● Work task: Search the records below for the word "this", then return every line where it appears.

== Data extract ==

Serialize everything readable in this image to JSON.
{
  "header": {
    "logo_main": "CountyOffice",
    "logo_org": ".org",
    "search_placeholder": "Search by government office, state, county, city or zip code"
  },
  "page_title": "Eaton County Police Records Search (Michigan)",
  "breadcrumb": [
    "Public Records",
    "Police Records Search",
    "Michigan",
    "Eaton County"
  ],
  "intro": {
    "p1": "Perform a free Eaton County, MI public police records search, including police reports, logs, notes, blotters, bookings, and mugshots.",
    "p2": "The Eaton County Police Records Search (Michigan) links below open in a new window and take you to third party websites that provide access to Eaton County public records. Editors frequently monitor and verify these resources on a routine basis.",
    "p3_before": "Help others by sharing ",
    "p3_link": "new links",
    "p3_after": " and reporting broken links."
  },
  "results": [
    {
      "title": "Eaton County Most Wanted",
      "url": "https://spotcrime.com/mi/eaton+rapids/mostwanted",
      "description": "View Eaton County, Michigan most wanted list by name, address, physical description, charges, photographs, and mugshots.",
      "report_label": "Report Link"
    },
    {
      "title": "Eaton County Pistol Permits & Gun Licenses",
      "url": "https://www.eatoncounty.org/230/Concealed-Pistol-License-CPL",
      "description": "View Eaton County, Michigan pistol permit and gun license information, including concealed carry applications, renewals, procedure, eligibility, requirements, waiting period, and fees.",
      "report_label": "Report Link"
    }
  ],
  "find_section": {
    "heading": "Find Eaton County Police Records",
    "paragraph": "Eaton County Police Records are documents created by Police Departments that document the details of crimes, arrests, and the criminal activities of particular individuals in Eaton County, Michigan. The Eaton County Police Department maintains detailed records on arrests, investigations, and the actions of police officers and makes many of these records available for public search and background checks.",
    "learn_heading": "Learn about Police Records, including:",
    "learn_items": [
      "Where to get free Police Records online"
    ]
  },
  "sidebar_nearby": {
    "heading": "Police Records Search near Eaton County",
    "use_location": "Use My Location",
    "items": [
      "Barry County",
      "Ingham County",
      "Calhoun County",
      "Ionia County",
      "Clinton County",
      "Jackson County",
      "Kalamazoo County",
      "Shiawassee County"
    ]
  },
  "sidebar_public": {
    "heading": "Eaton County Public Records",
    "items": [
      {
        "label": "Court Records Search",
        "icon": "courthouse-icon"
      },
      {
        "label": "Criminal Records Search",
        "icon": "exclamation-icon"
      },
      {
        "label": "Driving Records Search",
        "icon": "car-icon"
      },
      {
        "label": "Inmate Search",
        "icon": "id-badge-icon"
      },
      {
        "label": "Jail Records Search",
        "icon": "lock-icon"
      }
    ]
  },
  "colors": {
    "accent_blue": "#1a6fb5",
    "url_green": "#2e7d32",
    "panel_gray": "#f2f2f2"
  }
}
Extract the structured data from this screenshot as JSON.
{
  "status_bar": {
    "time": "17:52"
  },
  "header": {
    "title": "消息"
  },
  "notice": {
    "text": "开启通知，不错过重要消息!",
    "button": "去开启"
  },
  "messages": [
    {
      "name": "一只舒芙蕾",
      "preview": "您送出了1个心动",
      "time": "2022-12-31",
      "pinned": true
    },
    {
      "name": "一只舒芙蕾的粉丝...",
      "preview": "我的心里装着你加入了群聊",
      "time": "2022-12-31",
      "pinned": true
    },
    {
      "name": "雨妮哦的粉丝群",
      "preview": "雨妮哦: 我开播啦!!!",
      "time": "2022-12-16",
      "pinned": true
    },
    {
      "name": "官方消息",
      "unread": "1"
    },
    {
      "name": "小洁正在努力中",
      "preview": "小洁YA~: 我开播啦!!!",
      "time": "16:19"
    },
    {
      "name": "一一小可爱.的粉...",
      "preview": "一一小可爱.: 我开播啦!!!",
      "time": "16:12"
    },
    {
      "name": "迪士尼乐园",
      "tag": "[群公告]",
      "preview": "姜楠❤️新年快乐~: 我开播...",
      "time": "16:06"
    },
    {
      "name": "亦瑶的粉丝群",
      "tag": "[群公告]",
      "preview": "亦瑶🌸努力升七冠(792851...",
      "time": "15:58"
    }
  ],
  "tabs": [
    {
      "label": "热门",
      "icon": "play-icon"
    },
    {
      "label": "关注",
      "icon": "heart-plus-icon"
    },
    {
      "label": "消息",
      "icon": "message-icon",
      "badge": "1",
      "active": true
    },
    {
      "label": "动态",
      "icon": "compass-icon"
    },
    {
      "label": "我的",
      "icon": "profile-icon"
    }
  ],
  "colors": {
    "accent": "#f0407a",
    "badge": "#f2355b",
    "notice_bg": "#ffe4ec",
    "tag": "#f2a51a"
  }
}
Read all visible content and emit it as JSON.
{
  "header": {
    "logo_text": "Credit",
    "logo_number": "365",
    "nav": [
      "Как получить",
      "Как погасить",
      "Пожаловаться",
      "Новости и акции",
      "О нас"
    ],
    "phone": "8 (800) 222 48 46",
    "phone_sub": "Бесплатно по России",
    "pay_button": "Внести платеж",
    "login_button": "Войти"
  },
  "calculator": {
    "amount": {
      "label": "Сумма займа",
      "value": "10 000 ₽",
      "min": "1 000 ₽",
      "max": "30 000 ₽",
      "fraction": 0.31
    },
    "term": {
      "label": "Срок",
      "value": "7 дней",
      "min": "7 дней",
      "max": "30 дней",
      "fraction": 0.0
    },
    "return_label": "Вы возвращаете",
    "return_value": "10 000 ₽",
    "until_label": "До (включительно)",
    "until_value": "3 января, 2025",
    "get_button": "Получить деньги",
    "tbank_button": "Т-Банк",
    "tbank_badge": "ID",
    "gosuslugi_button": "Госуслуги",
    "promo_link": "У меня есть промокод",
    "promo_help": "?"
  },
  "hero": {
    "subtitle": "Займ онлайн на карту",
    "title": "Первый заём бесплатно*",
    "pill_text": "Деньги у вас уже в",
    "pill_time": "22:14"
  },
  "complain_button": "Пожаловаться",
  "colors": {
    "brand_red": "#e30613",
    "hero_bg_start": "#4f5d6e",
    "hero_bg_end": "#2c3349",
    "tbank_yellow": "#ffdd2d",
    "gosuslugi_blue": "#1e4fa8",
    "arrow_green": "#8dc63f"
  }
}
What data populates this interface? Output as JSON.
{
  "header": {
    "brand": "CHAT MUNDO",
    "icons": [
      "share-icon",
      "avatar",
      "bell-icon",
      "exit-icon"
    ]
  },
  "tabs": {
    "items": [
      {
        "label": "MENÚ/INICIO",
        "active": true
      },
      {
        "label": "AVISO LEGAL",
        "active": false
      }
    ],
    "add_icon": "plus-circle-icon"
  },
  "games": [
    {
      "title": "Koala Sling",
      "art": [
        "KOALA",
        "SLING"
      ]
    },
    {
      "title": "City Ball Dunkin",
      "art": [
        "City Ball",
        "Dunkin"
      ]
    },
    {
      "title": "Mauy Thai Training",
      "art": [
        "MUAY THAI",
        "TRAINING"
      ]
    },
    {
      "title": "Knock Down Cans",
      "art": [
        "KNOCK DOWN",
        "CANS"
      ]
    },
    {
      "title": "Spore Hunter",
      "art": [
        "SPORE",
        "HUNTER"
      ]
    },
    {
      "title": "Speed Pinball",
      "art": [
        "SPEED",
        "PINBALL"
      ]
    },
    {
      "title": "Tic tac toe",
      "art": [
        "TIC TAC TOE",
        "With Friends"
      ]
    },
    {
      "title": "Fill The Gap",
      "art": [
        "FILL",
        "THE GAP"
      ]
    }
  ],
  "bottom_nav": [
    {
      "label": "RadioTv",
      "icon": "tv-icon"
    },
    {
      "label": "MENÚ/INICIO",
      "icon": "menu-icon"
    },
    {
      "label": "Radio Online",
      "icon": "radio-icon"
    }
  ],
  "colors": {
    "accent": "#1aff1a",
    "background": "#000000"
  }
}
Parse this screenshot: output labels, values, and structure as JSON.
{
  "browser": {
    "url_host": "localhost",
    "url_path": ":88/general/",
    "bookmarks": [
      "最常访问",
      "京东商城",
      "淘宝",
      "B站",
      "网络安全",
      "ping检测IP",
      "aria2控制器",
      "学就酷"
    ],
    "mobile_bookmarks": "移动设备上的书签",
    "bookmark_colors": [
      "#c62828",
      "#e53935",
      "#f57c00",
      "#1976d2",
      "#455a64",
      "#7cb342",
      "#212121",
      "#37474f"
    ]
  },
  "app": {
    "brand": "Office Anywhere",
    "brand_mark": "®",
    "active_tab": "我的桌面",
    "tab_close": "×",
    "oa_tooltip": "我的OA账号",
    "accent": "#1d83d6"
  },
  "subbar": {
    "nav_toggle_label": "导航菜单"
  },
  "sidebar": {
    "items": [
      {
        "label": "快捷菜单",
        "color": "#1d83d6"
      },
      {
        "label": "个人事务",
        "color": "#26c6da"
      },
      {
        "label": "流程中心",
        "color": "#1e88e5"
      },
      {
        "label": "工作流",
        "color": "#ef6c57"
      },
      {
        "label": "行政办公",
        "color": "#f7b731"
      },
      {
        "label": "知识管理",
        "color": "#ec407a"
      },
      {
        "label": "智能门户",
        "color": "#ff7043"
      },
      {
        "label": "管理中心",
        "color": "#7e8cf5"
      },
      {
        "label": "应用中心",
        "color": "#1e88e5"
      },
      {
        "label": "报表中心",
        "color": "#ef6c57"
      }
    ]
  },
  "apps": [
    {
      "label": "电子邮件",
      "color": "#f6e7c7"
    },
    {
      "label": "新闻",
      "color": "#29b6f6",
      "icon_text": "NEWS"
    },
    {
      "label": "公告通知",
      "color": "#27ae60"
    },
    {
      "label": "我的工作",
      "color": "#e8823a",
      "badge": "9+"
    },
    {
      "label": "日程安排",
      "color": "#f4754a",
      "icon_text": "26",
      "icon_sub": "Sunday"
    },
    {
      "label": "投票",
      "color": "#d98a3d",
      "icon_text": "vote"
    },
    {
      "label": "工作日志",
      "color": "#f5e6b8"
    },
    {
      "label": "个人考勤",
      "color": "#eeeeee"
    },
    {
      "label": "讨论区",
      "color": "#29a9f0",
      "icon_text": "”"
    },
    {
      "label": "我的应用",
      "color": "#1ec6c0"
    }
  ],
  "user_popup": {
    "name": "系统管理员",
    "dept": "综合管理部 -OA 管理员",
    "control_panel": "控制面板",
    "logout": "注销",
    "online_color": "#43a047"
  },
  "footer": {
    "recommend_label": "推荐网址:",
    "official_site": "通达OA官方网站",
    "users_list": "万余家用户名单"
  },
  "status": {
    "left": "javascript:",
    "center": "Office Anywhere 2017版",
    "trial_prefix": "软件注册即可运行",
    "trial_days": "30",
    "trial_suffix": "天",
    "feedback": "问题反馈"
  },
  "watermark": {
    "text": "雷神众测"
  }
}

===

● Answer section:
Serialize everything readable in this image to JSON.
Extract the structured data from this screenshot as JSON.
What data populates this interface? Output as JSON.
Parse this screenshot: output labels, values, and structure as JSON.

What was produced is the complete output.